▶ **Given information**
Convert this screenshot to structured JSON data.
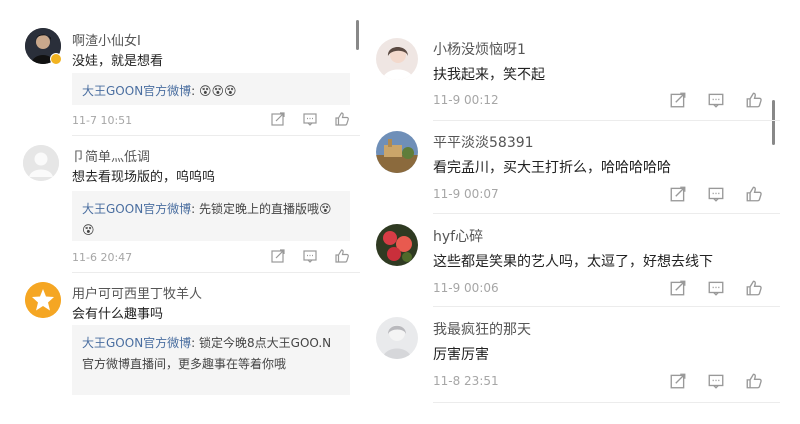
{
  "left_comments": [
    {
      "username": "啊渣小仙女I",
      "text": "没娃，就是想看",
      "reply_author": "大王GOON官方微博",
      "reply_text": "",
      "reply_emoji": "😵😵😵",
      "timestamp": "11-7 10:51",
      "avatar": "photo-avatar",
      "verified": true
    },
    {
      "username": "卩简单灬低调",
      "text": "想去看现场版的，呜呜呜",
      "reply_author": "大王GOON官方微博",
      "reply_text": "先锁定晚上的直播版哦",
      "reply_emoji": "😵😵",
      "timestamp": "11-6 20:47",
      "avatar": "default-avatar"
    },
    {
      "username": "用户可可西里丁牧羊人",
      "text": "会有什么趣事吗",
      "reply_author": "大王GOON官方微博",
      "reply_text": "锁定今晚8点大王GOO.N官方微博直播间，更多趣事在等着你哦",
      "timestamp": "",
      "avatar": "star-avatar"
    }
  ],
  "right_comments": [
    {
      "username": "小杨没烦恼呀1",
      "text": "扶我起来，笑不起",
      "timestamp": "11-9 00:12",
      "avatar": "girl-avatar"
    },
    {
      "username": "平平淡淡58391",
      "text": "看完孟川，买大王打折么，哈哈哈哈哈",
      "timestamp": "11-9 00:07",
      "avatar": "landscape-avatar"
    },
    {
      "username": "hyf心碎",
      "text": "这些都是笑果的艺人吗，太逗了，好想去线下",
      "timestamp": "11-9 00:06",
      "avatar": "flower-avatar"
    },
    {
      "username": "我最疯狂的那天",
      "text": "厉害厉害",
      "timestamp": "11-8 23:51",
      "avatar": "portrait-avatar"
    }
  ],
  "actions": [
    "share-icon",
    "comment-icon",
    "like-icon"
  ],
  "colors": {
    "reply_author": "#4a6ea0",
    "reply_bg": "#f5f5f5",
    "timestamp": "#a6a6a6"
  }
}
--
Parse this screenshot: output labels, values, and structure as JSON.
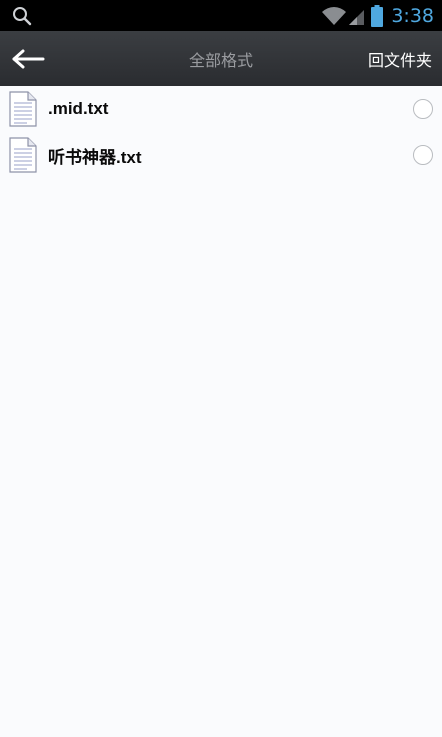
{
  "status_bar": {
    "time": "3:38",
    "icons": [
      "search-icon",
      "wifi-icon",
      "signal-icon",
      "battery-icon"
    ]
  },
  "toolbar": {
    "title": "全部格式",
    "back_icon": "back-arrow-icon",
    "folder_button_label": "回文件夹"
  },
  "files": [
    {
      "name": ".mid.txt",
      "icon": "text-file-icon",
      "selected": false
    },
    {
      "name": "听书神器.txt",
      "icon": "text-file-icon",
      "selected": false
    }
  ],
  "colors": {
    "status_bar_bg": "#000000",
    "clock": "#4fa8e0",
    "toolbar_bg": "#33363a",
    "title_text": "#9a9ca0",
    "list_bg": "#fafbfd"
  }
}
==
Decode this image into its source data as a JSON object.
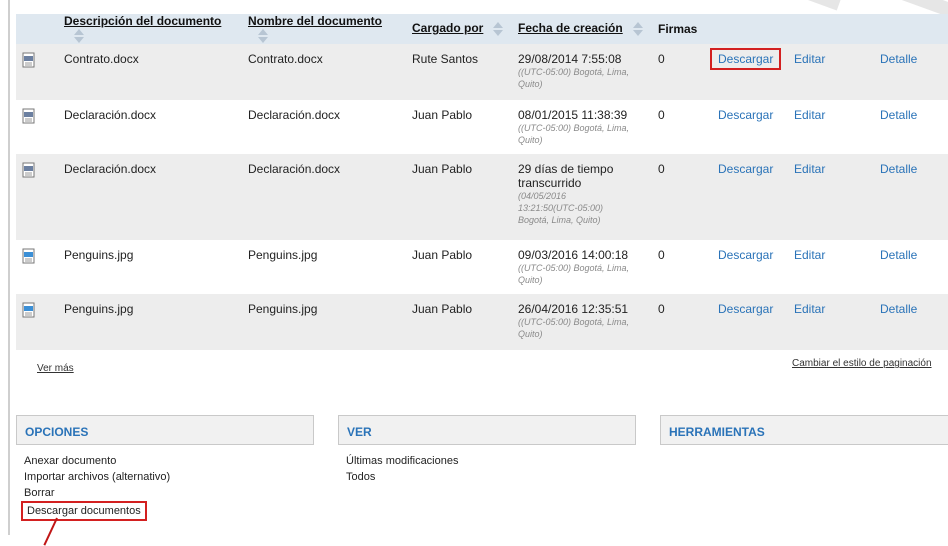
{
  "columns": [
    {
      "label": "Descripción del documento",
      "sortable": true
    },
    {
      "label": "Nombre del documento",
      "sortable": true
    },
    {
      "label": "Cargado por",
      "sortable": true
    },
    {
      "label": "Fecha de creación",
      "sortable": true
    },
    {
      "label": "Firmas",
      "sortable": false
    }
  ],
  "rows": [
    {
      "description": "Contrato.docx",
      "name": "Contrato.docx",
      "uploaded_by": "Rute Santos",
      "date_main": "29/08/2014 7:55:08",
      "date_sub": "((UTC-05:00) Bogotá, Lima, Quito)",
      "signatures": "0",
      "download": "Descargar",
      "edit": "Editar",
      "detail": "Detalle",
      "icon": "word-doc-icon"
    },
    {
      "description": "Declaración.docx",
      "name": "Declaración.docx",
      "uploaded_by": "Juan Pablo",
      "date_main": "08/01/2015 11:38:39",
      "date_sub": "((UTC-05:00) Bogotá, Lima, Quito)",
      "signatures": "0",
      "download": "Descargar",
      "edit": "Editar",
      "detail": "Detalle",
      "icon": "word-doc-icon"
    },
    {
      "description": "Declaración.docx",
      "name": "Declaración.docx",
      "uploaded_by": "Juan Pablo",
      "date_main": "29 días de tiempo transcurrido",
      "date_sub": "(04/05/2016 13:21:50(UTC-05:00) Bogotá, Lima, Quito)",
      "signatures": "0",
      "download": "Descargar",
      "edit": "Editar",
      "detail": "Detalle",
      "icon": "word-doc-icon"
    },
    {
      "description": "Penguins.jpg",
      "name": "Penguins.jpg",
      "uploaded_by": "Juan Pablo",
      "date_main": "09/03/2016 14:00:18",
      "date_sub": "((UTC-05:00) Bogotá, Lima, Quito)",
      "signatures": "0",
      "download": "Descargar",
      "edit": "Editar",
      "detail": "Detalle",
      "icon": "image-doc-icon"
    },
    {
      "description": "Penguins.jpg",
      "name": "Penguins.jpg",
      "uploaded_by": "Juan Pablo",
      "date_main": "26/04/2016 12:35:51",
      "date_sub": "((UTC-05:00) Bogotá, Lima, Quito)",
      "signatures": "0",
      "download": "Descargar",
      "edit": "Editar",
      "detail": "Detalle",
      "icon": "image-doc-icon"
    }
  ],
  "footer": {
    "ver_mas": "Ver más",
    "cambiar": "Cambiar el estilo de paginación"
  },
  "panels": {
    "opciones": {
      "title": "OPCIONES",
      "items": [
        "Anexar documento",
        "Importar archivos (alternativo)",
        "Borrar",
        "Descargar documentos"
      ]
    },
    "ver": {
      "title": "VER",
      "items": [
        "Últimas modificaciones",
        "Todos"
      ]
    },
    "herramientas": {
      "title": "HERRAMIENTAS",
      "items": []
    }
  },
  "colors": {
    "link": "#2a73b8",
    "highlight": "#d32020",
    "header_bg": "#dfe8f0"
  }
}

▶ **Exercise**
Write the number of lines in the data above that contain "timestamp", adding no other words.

▶ **Response area**
8